◆ **PROBLEM STATEMENT**
Where a line below has the string "Preserve" in it, include it in the count, and give that count alone.

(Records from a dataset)
################

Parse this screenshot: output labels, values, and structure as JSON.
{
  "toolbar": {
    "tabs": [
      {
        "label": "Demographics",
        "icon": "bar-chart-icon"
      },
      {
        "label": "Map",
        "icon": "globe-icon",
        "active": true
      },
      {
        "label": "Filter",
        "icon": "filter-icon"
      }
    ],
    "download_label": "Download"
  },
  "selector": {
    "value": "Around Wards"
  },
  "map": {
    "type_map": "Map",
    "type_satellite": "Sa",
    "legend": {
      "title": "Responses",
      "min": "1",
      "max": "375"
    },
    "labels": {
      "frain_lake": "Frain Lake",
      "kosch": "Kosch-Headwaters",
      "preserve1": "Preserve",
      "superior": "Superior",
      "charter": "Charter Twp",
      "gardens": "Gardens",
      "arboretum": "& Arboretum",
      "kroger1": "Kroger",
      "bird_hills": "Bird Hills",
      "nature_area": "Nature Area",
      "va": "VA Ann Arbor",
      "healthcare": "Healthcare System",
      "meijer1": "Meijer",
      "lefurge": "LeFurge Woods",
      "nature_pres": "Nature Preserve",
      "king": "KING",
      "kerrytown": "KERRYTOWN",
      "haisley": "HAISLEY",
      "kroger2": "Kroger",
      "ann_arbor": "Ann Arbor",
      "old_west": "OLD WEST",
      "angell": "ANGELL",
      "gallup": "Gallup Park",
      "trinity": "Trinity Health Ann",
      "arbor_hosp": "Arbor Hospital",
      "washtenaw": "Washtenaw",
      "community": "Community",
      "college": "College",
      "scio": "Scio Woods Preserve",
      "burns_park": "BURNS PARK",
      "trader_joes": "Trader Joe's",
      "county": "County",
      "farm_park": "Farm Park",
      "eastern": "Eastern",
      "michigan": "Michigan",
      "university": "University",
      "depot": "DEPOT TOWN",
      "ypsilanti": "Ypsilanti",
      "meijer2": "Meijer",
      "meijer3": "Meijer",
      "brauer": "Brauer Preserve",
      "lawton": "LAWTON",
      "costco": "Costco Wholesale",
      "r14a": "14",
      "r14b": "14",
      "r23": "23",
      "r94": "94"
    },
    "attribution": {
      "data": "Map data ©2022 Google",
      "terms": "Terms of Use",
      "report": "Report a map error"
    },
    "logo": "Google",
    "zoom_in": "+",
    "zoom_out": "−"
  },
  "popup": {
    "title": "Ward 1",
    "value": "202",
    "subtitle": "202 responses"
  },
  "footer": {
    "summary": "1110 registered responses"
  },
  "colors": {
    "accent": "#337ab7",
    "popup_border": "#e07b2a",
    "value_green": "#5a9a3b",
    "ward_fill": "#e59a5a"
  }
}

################

◆ **TASK ANSWER**
4